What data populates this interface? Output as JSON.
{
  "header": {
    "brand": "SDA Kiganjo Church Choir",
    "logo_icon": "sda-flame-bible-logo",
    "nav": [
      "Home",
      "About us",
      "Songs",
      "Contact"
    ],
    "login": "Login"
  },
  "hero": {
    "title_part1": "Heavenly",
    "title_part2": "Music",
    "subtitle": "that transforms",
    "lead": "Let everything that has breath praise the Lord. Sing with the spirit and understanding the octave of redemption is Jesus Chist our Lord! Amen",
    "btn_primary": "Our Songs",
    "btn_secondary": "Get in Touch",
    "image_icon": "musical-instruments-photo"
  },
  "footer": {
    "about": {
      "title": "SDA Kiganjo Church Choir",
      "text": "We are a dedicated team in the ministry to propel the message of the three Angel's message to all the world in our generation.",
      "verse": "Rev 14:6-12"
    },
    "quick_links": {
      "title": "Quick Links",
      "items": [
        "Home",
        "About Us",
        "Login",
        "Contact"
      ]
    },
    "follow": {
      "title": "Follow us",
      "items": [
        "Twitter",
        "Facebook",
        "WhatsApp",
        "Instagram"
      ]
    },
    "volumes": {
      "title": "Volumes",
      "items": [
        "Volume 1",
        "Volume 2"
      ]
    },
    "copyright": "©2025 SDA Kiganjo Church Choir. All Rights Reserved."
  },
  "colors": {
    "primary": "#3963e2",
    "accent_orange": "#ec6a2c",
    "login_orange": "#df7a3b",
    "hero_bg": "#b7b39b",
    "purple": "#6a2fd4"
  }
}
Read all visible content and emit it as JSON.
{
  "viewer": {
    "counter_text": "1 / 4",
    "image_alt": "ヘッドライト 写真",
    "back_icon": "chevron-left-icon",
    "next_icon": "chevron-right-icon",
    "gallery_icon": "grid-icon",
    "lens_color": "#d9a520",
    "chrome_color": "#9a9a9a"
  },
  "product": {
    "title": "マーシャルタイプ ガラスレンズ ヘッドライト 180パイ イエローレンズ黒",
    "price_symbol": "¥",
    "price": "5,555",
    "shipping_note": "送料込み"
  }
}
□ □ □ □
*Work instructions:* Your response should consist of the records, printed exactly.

*Solved exercise:*
What data populates this interface? Output as JSON.
{
  "header": {
    "brand": "SDA Kiganjo Church Choir",
    "logo_icon": "sda-flame-bible-logo",
    "nav": [
      "Home",
      "About us",
      "Songs",
      "Contact"
    ],
    "login": "Login"
  },
  "hero": {
    "title_part1": "Heavenly",
    "title_part2": "Music",
    "subtitle": "that transforms",
    "lead": "Let everything that has breath praise the Lord. Sing with the spirit and understanding the octave of redemption is Jesus Chist our Lord! Amen",
    "btn_primary": "Our Songs",
    "btn_secondary": "Get in Touch",
    "image_icon": "musical-instruments-photo"
  },
  "footer": {
    "about": {
      "title": "SDA Kiganjo Church Choir",
      "text": "We are a dedicated team in the ministry to propel the message of the three Angel's message to all the world in our generation.",
      "verse": "Rev 14:6-12"
    },
    "quick_links": {
      "title": "Quick Links",
      "items": [
        "Home",
        "About Us",
        "Login",
        "Contact"
      ]
    },
    "follow": {
      "title": "Follow us",
      "items": [
        "Twitter",
        "Facebook",
        "WhatsApp",
        "Instagram"
      ]
    },
    "volumes": {
      "title": "Volumes",
      "items": [
        "Volume 1",
        "Volume 2"
      ]
    },
    "copyright": "©2025 SDA Kiganjo Church Choir. All Rights Reserved."
  },
  "colors": {
    "primary": "#3963e2",
    "accent_orange": "#ec6a2c",
    "login_orange": "#df7a3b",
    "hero_bg": "#b7b39b",
    "purple": "#6a2fd4"
  }
}
Read all visible content and emit it as JSON.
{
  "viewer": {
    "counter_text": "1 / 4",
    "image_alt": "ヘッドライト 写真",
    "back_icon": "chevron-left-icon",
    "next_icon": "chevron-right-icon",
    "gallery_icon": "grid-icon",
    "lens_color": "#d9a520",
    "chrome_color": "#9a9a9a"
  },
  "product": {
    "title": "マーシャルタイプ ガラスレンズ ヘッドライト 180パイ イエローレンズ黒",
    "price_symbol": "¥",
    "price": "5,555",
    "shipping_note": "送料込み"
  }
}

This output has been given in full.